* _Action item_:
Search the records for the string "problem". Copy each line where it occurs.

* _Provided information_:
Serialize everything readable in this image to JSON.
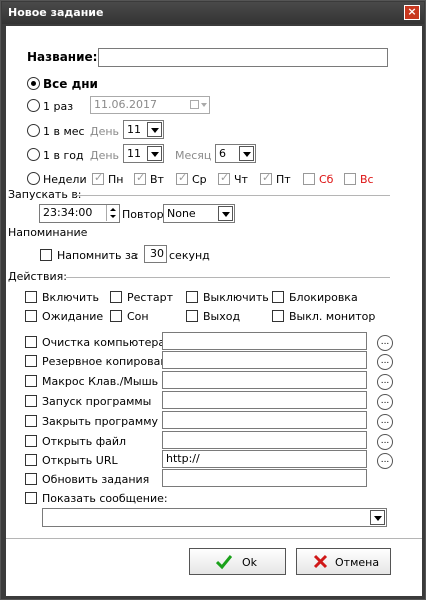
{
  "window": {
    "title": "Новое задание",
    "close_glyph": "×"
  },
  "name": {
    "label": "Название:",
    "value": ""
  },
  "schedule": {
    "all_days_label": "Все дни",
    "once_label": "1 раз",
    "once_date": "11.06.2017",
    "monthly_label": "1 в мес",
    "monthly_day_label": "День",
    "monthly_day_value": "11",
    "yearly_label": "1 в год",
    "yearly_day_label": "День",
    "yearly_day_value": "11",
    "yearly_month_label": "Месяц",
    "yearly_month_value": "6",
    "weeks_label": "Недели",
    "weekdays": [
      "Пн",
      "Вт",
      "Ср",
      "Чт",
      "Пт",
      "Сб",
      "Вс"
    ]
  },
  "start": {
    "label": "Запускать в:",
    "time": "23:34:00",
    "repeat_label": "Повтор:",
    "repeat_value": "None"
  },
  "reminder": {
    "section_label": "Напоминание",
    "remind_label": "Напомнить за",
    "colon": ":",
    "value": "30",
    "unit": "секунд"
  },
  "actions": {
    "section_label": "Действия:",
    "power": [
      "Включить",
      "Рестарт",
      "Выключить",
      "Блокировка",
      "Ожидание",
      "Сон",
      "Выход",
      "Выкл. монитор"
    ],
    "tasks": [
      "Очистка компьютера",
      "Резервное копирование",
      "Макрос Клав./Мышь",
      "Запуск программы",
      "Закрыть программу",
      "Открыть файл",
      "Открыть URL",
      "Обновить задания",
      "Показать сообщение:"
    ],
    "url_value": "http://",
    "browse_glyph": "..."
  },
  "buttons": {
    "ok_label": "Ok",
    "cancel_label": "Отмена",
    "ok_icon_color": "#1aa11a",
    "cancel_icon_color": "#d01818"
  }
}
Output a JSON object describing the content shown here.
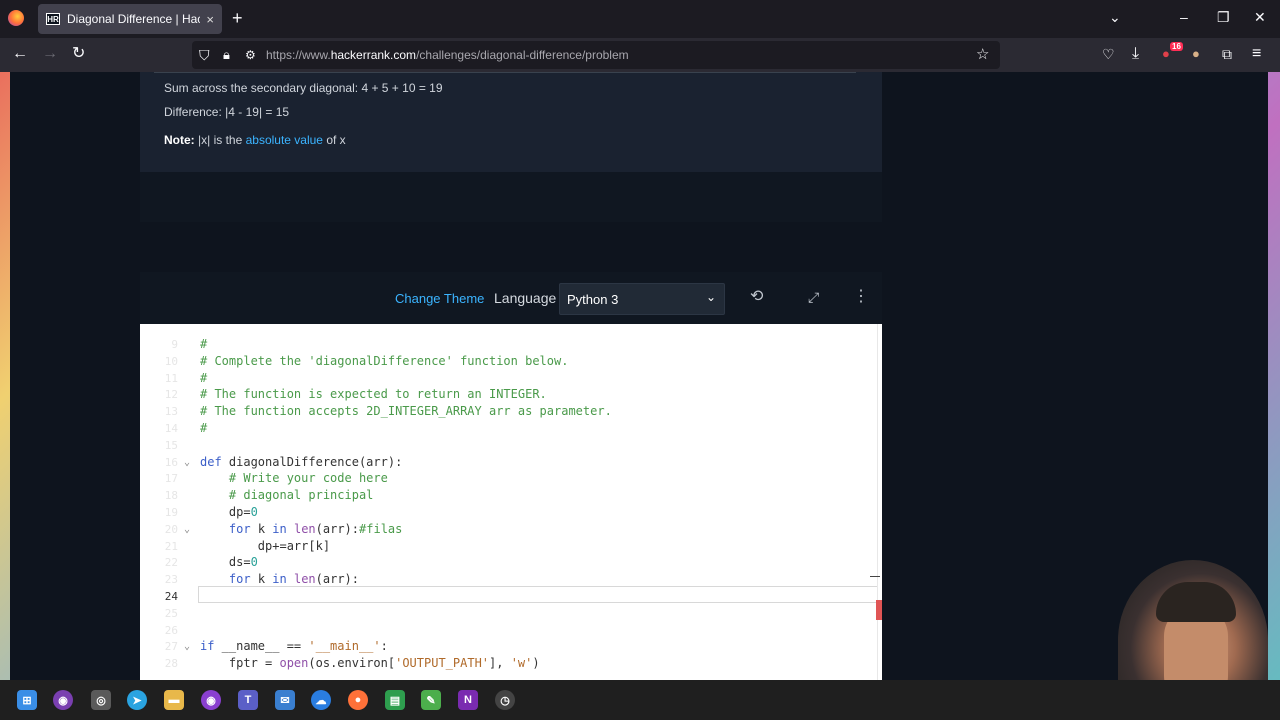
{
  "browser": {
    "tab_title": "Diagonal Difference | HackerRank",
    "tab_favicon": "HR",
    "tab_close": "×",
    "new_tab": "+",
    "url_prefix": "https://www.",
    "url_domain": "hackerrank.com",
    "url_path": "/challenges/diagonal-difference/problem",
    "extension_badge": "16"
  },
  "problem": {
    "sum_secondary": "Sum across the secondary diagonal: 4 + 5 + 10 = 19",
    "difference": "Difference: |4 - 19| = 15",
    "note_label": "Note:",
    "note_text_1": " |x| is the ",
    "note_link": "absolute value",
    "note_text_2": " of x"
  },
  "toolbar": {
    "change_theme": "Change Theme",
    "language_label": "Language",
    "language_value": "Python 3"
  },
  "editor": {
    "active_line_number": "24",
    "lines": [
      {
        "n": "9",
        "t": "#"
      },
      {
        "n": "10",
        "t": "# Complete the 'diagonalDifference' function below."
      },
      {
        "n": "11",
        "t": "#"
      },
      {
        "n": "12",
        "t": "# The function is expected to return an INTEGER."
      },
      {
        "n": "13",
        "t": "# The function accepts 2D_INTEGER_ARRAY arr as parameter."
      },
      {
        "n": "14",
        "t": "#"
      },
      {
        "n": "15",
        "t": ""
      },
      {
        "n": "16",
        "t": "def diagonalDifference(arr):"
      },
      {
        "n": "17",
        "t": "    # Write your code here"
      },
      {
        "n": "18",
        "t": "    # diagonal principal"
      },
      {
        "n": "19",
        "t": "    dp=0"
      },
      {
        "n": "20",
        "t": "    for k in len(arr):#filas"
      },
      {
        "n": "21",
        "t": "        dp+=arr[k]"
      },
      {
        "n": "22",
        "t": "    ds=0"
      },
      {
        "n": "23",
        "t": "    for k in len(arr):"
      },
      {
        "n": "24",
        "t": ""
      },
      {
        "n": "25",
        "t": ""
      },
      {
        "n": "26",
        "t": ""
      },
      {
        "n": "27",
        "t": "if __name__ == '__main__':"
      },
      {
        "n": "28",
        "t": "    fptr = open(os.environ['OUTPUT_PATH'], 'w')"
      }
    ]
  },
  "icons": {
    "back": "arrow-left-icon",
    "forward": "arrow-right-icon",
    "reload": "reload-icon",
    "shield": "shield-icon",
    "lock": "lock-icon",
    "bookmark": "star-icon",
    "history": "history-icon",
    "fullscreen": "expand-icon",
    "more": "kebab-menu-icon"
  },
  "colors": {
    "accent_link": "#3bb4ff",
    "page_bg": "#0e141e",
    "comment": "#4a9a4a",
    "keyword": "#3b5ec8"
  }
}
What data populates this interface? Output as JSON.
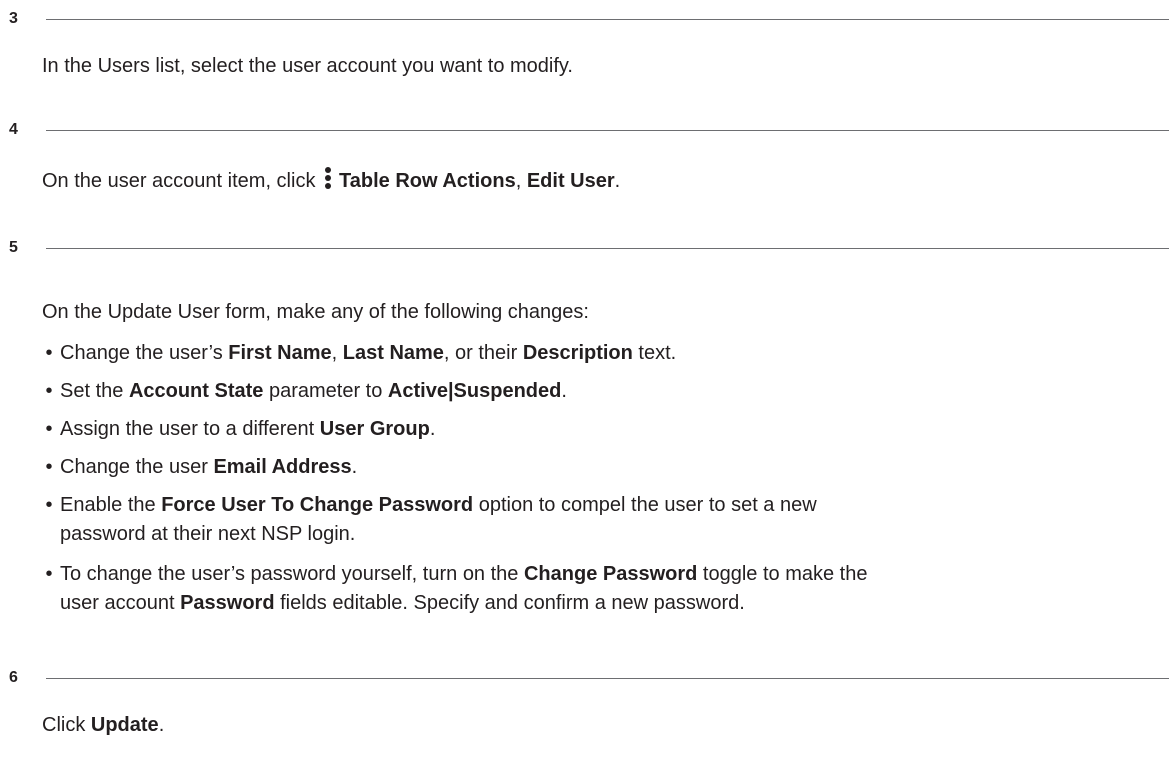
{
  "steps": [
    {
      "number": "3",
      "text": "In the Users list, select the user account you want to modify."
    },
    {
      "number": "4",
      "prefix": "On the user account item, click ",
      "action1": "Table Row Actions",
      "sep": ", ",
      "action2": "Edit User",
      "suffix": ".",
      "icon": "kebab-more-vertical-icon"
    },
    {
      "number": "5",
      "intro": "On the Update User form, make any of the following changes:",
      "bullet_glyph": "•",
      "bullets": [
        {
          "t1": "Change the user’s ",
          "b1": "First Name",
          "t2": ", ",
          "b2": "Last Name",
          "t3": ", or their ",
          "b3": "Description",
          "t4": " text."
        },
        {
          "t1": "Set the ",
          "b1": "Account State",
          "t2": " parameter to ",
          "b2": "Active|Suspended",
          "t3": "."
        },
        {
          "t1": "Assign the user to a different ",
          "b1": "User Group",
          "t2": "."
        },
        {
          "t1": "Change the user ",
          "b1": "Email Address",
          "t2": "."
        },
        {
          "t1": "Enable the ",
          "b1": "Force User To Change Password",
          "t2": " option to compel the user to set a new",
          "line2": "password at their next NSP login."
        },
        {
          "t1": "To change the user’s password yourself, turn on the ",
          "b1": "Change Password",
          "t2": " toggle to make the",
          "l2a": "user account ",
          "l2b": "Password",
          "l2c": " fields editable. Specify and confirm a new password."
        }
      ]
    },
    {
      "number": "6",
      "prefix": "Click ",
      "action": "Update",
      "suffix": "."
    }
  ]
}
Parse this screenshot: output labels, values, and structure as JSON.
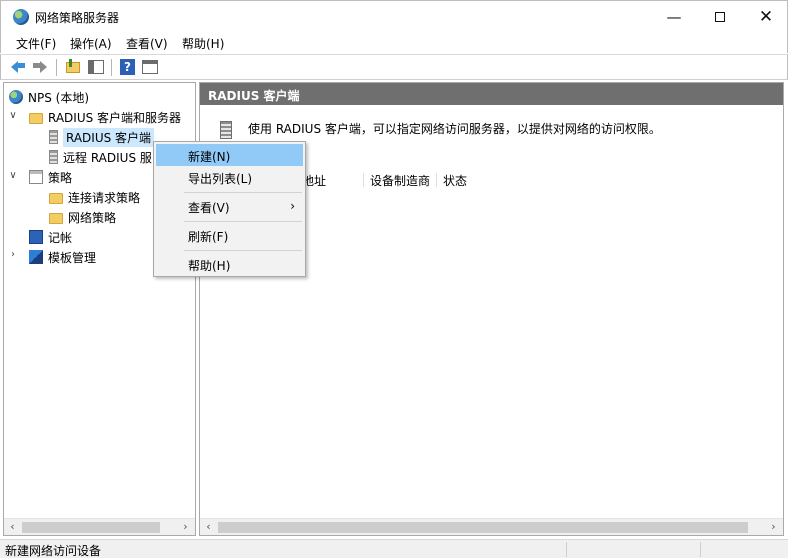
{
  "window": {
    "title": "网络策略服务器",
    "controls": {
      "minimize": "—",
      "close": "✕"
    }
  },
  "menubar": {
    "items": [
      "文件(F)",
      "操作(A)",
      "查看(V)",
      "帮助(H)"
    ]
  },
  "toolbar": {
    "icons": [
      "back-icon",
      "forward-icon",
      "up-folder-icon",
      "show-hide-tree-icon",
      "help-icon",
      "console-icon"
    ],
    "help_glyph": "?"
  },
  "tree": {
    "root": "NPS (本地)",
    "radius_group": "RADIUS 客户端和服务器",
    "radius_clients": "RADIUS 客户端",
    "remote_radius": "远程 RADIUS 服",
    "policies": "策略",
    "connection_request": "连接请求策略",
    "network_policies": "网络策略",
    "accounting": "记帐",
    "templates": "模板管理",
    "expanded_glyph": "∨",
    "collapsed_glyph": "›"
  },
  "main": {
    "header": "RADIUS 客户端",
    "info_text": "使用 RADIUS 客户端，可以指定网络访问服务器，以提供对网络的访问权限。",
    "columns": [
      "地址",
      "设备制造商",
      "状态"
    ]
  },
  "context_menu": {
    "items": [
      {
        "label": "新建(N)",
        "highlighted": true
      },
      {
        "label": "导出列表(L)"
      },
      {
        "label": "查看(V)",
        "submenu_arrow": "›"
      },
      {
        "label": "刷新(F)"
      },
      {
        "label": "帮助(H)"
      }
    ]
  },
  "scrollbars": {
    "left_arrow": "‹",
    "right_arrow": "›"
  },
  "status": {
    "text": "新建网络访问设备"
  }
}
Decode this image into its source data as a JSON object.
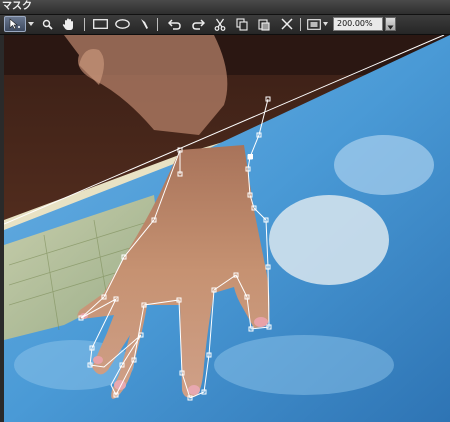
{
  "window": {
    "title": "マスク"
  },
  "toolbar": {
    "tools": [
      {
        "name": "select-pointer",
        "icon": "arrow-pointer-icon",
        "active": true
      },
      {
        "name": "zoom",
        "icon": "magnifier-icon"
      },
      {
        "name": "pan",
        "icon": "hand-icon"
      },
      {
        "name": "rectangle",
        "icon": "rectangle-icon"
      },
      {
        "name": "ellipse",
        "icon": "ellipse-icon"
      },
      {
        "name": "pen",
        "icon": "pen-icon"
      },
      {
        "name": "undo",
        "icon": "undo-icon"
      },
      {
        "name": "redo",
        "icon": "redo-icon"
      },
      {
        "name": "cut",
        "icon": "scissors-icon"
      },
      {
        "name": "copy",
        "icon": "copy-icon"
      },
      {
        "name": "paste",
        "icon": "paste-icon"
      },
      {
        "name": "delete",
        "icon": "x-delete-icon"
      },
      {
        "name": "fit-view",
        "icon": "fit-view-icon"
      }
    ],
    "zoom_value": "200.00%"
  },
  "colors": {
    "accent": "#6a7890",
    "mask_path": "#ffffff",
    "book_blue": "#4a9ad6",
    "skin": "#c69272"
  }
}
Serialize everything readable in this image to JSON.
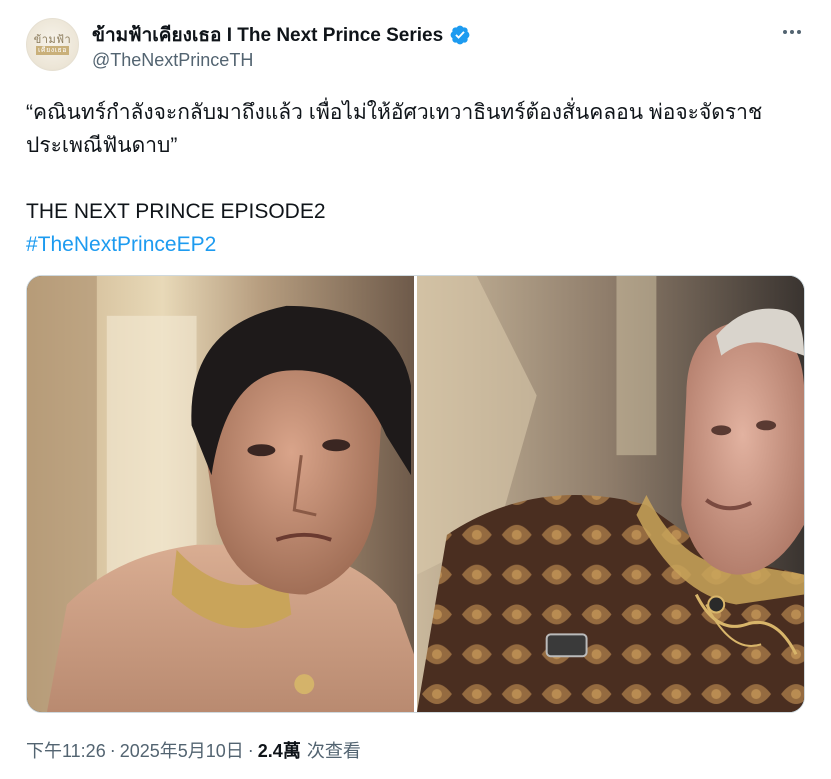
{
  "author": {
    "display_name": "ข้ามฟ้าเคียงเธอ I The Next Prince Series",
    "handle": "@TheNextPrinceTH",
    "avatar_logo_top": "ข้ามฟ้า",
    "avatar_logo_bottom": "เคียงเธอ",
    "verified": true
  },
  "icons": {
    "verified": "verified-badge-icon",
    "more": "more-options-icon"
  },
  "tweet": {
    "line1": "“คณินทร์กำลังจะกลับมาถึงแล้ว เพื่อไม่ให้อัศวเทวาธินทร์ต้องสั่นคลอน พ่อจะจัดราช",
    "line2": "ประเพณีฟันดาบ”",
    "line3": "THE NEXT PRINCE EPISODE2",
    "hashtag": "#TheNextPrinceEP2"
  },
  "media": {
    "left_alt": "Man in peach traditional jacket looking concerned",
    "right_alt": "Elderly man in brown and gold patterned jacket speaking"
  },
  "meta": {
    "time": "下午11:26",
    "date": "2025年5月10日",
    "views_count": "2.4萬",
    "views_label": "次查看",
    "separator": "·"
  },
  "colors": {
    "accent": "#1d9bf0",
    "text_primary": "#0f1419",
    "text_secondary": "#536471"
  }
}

* _Exercise output_:
    "url_path": "/challenges/diagonal-difference/problem",
  "problem": {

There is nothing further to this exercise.